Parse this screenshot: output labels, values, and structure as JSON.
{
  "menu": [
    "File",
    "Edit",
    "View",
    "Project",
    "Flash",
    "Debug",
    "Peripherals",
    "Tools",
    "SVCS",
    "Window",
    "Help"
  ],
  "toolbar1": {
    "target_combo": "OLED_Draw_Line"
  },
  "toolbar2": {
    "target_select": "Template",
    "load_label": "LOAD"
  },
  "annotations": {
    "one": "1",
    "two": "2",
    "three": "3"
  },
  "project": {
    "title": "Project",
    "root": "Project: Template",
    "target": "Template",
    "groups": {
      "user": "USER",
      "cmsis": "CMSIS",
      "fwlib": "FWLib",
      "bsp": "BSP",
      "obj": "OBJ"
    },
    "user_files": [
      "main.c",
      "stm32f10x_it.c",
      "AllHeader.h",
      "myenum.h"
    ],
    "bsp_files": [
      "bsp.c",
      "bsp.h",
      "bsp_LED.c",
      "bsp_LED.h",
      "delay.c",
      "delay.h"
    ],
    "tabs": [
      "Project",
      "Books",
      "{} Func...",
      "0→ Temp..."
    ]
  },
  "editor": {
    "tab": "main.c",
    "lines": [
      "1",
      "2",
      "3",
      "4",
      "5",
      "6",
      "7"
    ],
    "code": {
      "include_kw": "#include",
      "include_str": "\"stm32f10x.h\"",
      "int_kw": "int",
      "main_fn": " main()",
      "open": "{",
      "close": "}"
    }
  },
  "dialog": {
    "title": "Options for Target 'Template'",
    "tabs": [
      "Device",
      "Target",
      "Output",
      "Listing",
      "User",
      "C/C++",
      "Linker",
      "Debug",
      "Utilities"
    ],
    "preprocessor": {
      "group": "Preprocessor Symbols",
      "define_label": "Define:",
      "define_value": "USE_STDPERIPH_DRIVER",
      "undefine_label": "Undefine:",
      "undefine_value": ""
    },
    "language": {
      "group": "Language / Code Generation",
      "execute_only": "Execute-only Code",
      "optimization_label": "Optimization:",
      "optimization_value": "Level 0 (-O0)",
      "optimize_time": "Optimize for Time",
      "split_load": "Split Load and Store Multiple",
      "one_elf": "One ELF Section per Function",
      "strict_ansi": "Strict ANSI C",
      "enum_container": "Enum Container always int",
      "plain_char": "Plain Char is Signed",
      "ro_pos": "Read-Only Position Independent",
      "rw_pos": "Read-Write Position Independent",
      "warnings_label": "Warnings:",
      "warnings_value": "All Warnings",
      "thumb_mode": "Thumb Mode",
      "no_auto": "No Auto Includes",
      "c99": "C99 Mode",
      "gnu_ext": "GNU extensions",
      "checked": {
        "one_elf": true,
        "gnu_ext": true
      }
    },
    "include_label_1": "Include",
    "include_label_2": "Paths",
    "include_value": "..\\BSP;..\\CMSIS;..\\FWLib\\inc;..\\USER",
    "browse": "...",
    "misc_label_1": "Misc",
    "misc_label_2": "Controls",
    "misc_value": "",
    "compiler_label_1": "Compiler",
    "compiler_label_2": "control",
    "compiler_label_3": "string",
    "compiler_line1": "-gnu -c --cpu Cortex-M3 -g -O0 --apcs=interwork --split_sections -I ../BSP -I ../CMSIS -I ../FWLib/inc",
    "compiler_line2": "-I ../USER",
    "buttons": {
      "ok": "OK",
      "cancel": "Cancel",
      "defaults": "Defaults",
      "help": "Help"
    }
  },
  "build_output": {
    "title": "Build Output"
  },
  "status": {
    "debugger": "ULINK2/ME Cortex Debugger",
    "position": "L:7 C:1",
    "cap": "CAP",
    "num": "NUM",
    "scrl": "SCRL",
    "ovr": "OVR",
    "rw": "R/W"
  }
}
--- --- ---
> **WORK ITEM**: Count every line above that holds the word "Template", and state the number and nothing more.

> **RESPONSE TO THIS EXERCISE**: 4